"We don't have capacity. ... We try to accommodate them the best we can," Wilson said.
Wilson said he supports the teachers union's goal of making Chicago public schools "a better place for students."
Lightfoot blasted union President Jesse Sharkey Wednesday night. She claimed he "moved the goalposts" by blindsiding her with the demand that teachers be compensated for strike days. Lightfoot said Sharkey didn't bring up the demand during a three-and-a-half-hour meeting they had ahead of the tentative agreement being reached.
"I've been clear from day one that [Chicago Public Schools] would not make up any strike days and at this late hour we are not adding any new issues. CPS has given [the union] a historic deal," Lightfoot told reporters on Wednesday night. "I'm not compensating them for days they were out on strike."
The union blasted Lightfoot for "hypocrisy."
"She and her bargaining team fanatically insisted that elementary teachers couldn’t have a 30-minute morning prep because it would 'reduce instructional time.' Yet, now they have the opportunity to make up days of instruction.

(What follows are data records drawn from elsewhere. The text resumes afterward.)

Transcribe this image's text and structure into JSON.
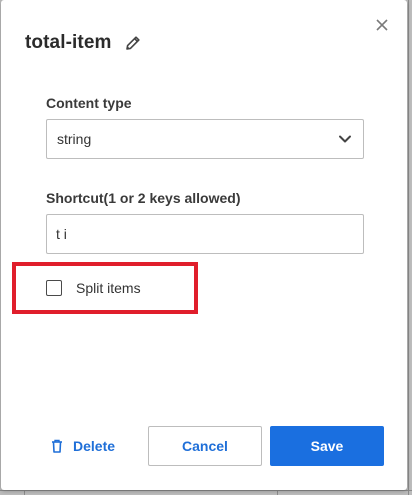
{
  "dialog": {
    "title": "total-item",
    "close_icon": "close-icon",
    "edit_icon": "pencil-icon"
  },
  "content_type": {
    "label": "Content type",
    "selected": "string",
    "icon": "chevron-down-icon"
  },
  "shortcut": {
    "label": "Shortcut(1 or 2 keys allowed)",
    "value": "t i"
  },
  "split_items": {
    "label": "Split items",
    "checked": false
  },
  "footer": {
    "delete_label": "Delete",
    "delete_icon": "trash-icon",
    "cancel_label": "Cancel",
    "save_label": "Save"
  },
  "colors": {
    "accent": "#1a6fe0",
    "highlight": "#e01e2b"
  }
}
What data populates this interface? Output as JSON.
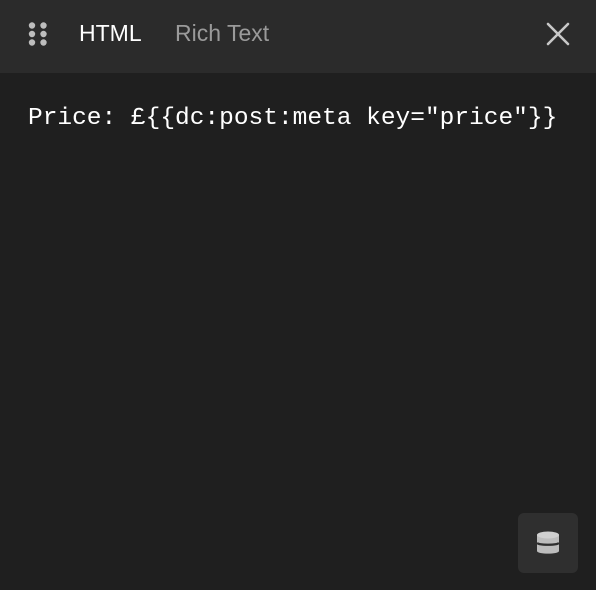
{
  "header": {
    "drag_icon": "drag-handle-icon",
    "tabs": [
      {
        "label": "HTML",
        "active": true
      },
      {
        "label": "Rich Text",
        "active": false
      }
    ],
    "close_icon": "close-icon"
  },
  "editor": {
    "content": "Price: £{{dc:post:meta key=\"price\"}}"
  },
  "footer": {
    "dynamic_data_icon": "database-icon"
  },
  "colors": {
    "background": "#1f1f1f",
    "header_background": "#2b2b2b",
    "active_tab": "#ffffff",
    "inactive_tab": "#9a9a9a",
    "icon": "#bdbdbd"
  }
}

What reason, other than sheer vindictiveness, would they have for passing up this opportunity?" the union said in a statement early on Thursday morning.
Teachers could risk losing health insurance coverage at the start of November. Union leaders said this week that their 25,000 members will have to weigh the "risks and rewards" of continuing.
The Associated Press contributed to this report.